We are committed to public engagement in our projects – not just at the point of presenting a performance, but through the whole process. We regularly hold ‘café’ events where we invite an expert to speak in public – who otherwise we might have consulted with privately. Similarly, we are mapping our research online, through the digital quilt.
When we upload our research, we present it ‘raw’ – it has been identified as of interest, picked out, but not yet reconfigured within the artistic process. It therefore offers a series of snapshots of our investigative process, without directly prefiguring the actual artistic event.
Why a quilt?
Each panel of the ‘quilt’ is a segment of information linked to others – a patchwork of the discoveries we are making as we develop the project, and a potentially unending quest to understand, associate and investigate.
Panel by panel
Each panel of the digital quilt contains a piece of information that we have found in the course of our project research, and which provides insight into some aspect of the complex jigsaw we are investigating.
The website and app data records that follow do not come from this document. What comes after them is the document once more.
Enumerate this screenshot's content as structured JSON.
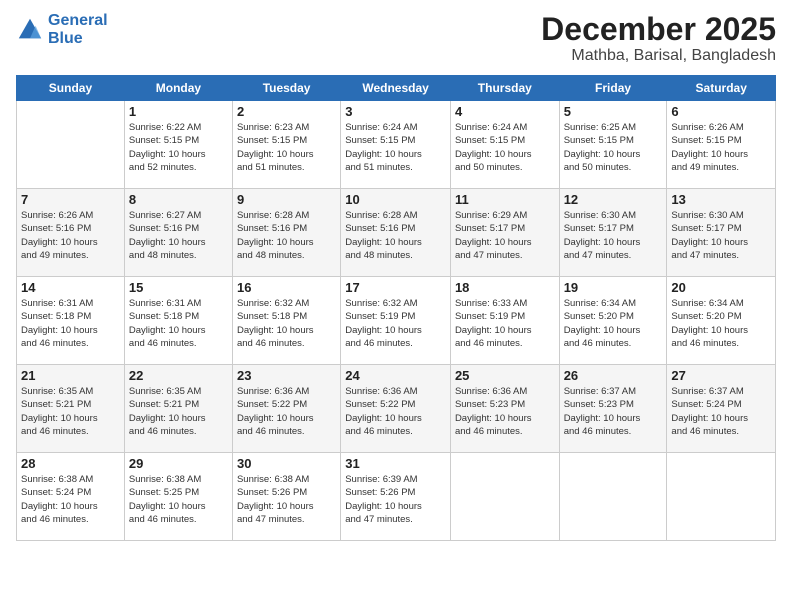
{
  "header": {
    "logo_line1": "General",
    "logo_line2": "Blue",
    "month": "December 2025",
    "location": "Mathba, Barisal, Bangladesh"
  },
  "weekdays": [
    "Sunday",
    "Monday",
    "Tuesday",
    "Wednesday",
    "Thursday",
    "Friday",
    "Saturday"
  ],
  "weeks": [
    [
      {
        "day": "",
        "info": ""
      },
      {
        "day": "1",
        "info": "Sunrise: 6:22 AM\nSunset: 5:15 PM\nDaylight: 10 hours\nand 52 minutes."
      },
      {
        "day": "2",
        "info": "Sunrise: 6:23 AM\nSunset: 5:15 PM\nDaylight: 10 hours\nand 51 minutes."
      },
      {
        "day": "3",
        "info": "Sunrise: 6:24 AM\nSunset: 5:15 PM\nDaylight: 10 hours\nand 51 minutes."
      },
      {
        "day": "4",
        "info": "Sunrise: 6:24 AM\nSunset: 5:15 PM\nDaylight: 10 hours\nand 50 minutes."
      },
      {
        "day": "5",
        "info": "Sunrise: 6:25 AM\nSunset: 5:15 PM\nDaylight: 10 hours\nand 50 minutes."
      },
      {
        "day": "6",
        "info": "Sunrise: 6:26 AM\nSunset: 5:15 PM\nDaylight: 10 hours\nand 49 minutes."
      }
    ],
    [
      {
        "day": "7",
        "info": "Sunrise: 6:26 AM\nSunset: 5:16 PM\nDaylight: 10 hours\nand 49 minutes."
      },
      {
        "day": "8",
        "info": "Sunrise: 6:27 AM\nSunset: 5:16 PM\nDaylight: 10 hours\nand 48 minutes."
      },
      {
        "day": "9",
        "info": "Sunrise: 6:28 AM\nSunset: 5:16 PM\nDaylight: 10 hours\nand 48 minutes."
      },
      {
        "day": "10",
        "info": "Sunrise: 6:28 AM\nSunset: 5:16 PM\nDaylight: 10 hours\nand 48 minutes."
      },
      {
        "day": "11",
        "info": "Sunrise: 6:29 AM\nSunset: 5:17 PM\nDaylight: 10 hours\nand 47 minutes."
      },
      {
        "day": "12",
        "info": "Sunrise: 6:30 AM\nSunset: 5:17 PM\nDaylight: 10 hours\nand 47 minutes."
      },
      {
        "day": "13",
        "info": "Sunrise: 6:30 AM\nSunset: 5:17 PM\nDaylight: 10 hours\nand 47 minutes."
      }
    ],
    [
      {
        "day": "14",
        "info": "Sunrise: 6:31 AM\nSunset: 5:18 PM\nDaylight: 10 hours\nand 46 minutes."
      },
      {
        "day": "15",
        "info": "Sunrise: 6:31 AM\nSunset: 5:18 PM\nDaylight: 10 hours\nand 46 minutes."
      },
      {
        "day": "16",
        "info": "Sunrise: 6:32 AM\nSunset: 5:18 PM\nDaylight: 10 hours\nand 46 minutes."
      },
      {
        "day": "17",
        "info": "Sunrise: 6:32 AM\nSunset: 5:19 PM\nDaylight: 10 hours\nand 46 minutes."
      },
      {
        "day": "18",
        "info": "Sunrise: 6:33 AM\nSunset: 5:19 PM\nDaylight: 10 hours\nand 46 minutes."
      },
      {
        "day": "19",
        "info": "Sunrise: 6:34 AM\nSunset: 5:20 PM\nDaylight: 10 hours\nand 46 minutes."
      },
      {
        "day": "20",
        "info": "Sunrise: 6:34 AM\nSunset: 5:20 PM\nDaylight: 10 hours\nand 46 minutes."
      }
    ],
    [
      {
        "day": "21",
        "info": "Sunrise: 6:35 AM\nSunset: 5:21 PM\nDaylight: 10 hours\nand 46 minutes."
      },
      {
        "day": "22",
        "info": "Sunrise: 6:35 AM\nSunset: 5:21 PM\nDaylight: 10 hours\nand 46 minutes."
      },
      {
        "day": "23",
        "info": "Sunrise: 6:36 AM\nSunset: 5:22 PM\nDaylight: 10 hours\nand 46 minutes."
      },
      {
        "day": "24",
        "info": "Sunrise: 6:36 AM\nSunset: 5:22 PM\nDaylight: 10 hours\nand 46 minutes."
      },
      {
        "day": "25",
        "info": "Sunrise: 6:36 AM\nSunset: 5:23 PM\nDaylight: 10 hours\nand 46 minutes."
      },
      {
        "day": "26",
        "info": "Sunrise: 6:37 AM\nSunset: 5:23 PM\nDaylight: 10 hours\nand 46 minutes."
      },
      {
        "day": "27",
        "info": "Sunrise: 6:37 AM\nSunset: 5:24 PM\nDaylight: 10 hours\nand 46 minutes."
      }
    ],
    [
      {
        "day": "28",
        "info": "Sunrise: 6:38 AM\nSunset: 5:24 PM\nDaylight: 10 hours\nand 46 minutes."
      },
      {
        "day": "29",
        "info": "Sunrise: 6:38 AM\nSunset: 5:25 PM\nDaylight: 10 hours\nand 46 minutes."
      },
      {
        "day": "30",
        "info": "Sunrise: 6:38 AM\nSunset: 5:26 PM\nDaylight: 10 hours\nand 47 minutes."
      },
      {
        "day": "31",
        "info": "Sunrise: 6:39 AM\nSunset: 5:26 PM\nDaylight: 10 hours\nand 47 minutes."
      },
      {
        "day": "",
        "info": ""
      },
      {
        "day": "",
        "info": ""
      },
      {
        "day": "",
        "info": ""
      }
    ]
  ]
}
These are the building blocks of the project’s know-how.
Journeys not searches
The way that viewers move around the digital quilt is to follow links between panels – each panel links up, down, left and right to another panel of associated information. The stories lie in the juxtapositions and journeys between items of information.
The quilt also allows us to share our research internationally, in particular with Zhao Chuan in China, by providing a common platform for research. It invites conversation – and we would be delighted to learn of any information/research that you thought was relevant.
Launched on 13 February 2014, just after the Chinese New Year, the quilt is currently available for viewing in its simplest form. We have ambitions for future iterations which will allow viewers to trace their own journeys, and see their experience in the context of the whole web of interlinked panels. We want to digitally code the possibility of each viewer storyboarding their journey through the site, creating a unique record they can look back at and share with others.
We would also like to create a more organic mode of response to the quilt – if a panel on the quilt brings to mind a fact, newspaper article, another artist or a personal story, then the viewer will be able to ‘stitch’ these new pieces of information into the quilt.